WHAT YOU NEED TO DO: Below are records; copy every line in them that holds the word "rest".

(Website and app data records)
────────────────

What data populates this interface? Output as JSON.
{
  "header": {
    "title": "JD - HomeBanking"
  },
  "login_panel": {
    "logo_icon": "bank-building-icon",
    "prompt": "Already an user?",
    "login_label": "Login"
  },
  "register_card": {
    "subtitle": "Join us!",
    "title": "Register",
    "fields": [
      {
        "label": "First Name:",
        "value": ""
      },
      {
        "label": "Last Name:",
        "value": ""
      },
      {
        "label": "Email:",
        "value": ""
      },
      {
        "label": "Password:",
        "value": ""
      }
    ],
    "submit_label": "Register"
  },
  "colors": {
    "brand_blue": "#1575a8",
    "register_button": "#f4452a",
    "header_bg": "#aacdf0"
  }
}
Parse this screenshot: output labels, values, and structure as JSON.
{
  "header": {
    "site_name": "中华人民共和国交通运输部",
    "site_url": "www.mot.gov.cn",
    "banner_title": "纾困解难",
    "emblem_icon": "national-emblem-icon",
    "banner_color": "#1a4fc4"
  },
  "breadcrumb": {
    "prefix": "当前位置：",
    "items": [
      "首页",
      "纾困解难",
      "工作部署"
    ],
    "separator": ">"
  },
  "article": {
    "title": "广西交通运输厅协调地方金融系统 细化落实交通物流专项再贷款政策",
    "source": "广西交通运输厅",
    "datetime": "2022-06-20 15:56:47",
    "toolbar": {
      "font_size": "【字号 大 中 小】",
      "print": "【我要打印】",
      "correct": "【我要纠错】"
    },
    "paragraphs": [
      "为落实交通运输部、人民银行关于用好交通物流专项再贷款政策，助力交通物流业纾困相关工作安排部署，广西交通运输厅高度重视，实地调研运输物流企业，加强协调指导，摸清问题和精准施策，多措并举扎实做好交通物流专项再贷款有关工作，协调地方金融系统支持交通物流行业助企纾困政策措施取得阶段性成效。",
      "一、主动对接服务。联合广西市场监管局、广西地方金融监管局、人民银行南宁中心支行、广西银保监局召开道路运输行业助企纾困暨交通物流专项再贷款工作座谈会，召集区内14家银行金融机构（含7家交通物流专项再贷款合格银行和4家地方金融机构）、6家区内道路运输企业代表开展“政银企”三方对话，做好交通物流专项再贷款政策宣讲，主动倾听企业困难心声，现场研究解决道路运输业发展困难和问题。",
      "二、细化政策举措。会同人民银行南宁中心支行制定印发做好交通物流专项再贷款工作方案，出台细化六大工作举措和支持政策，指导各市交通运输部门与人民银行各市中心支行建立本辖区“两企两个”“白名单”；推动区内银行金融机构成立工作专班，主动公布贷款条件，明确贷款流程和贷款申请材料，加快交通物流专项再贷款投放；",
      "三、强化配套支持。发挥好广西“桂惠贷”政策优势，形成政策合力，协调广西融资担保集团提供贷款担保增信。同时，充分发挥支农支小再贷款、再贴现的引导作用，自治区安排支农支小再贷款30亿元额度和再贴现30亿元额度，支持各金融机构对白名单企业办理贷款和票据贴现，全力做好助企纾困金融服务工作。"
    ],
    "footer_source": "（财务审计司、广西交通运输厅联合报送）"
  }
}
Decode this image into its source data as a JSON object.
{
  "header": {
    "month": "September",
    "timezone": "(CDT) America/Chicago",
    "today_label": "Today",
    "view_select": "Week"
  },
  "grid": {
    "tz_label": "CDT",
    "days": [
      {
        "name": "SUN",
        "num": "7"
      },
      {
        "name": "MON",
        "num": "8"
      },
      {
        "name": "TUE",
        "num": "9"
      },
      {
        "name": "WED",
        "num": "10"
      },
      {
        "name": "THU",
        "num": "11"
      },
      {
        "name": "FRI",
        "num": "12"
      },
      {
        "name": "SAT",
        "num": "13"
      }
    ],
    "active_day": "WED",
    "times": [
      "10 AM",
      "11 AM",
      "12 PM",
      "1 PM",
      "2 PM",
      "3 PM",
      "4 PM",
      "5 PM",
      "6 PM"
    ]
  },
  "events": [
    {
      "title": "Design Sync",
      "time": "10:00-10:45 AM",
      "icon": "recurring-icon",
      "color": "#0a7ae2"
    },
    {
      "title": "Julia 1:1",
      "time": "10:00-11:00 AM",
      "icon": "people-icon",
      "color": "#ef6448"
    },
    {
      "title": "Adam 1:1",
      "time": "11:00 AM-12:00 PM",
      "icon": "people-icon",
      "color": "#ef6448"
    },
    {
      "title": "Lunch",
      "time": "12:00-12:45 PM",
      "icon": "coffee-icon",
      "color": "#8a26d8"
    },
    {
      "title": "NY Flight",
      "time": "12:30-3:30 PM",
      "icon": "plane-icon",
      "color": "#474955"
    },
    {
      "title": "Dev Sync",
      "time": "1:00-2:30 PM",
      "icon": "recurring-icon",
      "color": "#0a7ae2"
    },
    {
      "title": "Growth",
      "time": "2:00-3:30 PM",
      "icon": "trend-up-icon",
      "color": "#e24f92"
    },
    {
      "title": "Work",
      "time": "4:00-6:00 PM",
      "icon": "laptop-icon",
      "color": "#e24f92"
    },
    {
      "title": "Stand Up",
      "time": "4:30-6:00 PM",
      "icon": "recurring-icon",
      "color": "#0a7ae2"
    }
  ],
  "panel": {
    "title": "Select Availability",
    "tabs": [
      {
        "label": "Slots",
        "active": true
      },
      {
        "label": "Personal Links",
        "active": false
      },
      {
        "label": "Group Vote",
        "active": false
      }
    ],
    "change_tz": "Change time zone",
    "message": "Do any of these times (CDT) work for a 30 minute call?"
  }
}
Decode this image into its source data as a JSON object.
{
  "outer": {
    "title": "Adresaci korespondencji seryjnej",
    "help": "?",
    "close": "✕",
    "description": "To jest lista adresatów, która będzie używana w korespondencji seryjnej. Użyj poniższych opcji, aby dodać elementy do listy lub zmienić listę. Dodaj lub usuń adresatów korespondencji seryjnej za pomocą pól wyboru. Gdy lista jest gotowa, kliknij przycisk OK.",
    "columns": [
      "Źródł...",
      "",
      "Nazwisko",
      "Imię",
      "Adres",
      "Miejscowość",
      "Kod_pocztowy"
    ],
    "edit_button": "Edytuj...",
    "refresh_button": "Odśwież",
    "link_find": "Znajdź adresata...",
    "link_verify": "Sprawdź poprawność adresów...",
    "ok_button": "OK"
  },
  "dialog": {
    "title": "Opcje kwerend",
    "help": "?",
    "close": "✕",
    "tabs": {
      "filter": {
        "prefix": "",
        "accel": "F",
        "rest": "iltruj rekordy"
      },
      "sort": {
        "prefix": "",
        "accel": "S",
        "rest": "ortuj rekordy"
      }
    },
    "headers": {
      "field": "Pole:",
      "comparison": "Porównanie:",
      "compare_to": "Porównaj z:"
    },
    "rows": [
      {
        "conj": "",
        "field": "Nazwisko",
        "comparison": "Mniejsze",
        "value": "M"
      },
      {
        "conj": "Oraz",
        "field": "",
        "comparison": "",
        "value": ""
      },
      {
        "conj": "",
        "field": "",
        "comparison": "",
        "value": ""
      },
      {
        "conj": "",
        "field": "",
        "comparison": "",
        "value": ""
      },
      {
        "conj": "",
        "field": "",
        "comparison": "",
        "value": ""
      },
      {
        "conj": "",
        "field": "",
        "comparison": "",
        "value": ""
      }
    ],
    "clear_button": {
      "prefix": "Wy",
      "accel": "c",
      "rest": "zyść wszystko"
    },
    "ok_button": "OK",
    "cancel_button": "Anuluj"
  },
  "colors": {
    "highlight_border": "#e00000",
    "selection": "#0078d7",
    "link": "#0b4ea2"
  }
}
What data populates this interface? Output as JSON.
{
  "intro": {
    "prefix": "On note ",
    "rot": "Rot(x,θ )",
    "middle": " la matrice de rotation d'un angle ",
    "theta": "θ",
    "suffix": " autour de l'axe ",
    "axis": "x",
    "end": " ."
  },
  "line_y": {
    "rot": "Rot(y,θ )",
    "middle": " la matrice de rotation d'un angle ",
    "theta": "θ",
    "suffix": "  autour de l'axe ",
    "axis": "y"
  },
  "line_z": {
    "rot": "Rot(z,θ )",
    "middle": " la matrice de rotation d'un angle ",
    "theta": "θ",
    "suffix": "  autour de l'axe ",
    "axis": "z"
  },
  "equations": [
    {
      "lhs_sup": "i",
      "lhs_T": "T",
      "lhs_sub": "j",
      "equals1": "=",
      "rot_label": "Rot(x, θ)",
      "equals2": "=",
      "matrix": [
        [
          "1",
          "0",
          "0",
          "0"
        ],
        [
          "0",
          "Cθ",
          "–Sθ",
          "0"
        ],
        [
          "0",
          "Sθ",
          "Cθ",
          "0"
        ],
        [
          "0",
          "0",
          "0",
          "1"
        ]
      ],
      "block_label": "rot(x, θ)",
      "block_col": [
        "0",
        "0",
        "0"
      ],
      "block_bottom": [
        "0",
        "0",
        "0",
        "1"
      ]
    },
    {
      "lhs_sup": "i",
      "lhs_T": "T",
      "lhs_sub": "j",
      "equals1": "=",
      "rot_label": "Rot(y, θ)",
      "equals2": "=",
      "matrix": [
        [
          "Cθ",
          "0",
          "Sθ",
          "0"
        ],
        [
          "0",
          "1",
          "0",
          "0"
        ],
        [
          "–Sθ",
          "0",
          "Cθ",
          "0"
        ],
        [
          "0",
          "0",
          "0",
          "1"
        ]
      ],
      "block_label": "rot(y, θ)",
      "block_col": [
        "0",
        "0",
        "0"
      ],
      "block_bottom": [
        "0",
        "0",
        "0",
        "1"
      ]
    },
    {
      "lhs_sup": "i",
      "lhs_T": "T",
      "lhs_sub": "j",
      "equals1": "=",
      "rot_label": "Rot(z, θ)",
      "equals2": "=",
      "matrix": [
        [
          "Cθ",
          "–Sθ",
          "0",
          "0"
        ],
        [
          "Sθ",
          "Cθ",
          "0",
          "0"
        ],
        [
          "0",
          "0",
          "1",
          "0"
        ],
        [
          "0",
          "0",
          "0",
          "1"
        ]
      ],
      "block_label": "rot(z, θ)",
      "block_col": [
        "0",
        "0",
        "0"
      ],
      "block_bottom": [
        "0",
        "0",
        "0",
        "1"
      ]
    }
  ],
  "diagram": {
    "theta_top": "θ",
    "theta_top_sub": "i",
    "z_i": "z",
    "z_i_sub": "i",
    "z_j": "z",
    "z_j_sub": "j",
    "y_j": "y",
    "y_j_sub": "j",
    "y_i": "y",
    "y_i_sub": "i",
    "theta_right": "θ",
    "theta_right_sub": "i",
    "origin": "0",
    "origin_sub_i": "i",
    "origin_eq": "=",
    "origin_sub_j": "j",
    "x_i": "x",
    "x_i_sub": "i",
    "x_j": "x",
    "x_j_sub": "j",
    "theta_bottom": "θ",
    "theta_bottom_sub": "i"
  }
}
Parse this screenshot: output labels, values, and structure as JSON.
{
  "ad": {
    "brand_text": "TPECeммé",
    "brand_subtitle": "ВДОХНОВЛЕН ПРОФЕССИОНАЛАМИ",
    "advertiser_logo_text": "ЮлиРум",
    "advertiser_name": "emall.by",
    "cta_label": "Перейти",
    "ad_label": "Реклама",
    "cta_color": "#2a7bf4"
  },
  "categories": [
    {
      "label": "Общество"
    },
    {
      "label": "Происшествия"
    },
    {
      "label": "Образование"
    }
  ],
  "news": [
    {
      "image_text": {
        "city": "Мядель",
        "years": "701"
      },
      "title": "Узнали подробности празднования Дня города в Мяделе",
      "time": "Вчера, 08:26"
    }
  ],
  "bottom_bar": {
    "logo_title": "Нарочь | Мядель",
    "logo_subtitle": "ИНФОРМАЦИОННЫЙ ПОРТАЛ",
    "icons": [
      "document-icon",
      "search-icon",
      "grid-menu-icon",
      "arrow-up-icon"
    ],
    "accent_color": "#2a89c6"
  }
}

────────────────

TASK RESULT:
        "rest": "iltruj rekordy"
        "rest": "ortuj rekordy"
      "rest": "zyść wszystko"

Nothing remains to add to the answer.